**Activity:** Below is a block of records. Copy every line in it that contains the word "from".

[Collected data entries]
•••
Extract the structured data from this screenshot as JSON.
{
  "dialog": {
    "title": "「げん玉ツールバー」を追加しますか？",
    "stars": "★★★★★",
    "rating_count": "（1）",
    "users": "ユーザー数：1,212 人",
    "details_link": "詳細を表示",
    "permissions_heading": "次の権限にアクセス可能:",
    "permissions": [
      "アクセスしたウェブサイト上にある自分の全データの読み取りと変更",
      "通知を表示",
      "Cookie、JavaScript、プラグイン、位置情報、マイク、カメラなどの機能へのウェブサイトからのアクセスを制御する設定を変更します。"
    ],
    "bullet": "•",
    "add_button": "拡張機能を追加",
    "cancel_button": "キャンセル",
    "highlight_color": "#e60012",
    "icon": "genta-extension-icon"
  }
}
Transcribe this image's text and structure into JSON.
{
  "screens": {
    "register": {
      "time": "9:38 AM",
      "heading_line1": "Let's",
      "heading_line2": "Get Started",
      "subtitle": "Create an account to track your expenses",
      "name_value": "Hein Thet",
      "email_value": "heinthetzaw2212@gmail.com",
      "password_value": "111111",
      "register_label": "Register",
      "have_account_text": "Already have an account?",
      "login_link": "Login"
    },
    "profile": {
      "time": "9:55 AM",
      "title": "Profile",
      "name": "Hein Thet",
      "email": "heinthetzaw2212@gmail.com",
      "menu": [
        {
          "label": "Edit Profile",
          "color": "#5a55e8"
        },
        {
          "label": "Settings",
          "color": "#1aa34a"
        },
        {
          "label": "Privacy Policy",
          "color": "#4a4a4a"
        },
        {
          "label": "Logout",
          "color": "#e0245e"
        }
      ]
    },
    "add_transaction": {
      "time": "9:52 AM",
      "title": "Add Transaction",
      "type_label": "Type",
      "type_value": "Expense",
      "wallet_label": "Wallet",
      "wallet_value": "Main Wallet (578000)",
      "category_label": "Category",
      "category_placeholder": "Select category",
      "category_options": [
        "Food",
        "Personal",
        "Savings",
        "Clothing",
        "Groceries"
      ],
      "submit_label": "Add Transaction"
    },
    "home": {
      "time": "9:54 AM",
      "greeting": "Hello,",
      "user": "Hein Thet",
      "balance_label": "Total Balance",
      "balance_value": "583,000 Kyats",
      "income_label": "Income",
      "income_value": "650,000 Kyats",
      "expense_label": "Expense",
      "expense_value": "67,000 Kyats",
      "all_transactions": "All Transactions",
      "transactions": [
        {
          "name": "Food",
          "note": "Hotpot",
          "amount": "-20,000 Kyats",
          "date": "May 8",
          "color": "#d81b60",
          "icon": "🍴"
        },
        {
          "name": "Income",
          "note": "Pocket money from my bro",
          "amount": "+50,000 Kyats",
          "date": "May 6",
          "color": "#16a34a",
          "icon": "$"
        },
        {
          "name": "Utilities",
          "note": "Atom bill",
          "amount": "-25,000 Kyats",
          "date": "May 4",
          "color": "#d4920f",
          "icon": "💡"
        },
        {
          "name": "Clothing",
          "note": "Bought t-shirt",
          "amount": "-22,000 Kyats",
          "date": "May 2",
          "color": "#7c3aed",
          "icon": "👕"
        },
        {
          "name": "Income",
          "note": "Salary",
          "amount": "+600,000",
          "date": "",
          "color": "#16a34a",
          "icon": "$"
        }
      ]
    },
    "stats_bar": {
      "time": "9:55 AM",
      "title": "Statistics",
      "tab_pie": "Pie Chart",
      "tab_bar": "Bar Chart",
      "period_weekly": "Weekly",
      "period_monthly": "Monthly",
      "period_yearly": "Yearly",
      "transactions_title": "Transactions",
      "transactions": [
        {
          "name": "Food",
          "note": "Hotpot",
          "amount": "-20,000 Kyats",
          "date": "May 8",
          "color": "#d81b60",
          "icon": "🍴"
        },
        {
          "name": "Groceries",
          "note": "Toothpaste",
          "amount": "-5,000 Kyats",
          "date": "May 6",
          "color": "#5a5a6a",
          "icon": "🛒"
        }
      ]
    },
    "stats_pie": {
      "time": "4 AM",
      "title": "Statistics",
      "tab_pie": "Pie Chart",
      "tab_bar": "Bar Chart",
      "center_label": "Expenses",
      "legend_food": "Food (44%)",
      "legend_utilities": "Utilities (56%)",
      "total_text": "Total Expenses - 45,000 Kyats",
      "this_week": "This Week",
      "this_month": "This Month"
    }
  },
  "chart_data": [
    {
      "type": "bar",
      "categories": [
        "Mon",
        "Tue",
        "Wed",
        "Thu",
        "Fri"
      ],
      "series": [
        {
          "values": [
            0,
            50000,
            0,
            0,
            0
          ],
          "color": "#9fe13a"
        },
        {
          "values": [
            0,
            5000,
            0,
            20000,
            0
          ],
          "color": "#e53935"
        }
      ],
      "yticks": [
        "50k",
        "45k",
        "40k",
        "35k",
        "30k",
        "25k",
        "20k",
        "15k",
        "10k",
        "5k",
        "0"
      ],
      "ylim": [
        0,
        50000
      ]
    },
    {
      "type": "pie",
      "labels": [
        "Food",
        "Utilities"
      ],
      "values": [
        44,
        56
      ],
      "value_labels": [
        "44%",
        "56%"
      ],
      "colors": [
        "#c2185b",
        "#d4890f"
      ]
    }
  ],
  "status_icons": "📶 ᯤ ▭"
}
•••
**Response to the exercise:**
Extract the structured data from this screenshot as JSON.
          "note": "Pocket money from my bro",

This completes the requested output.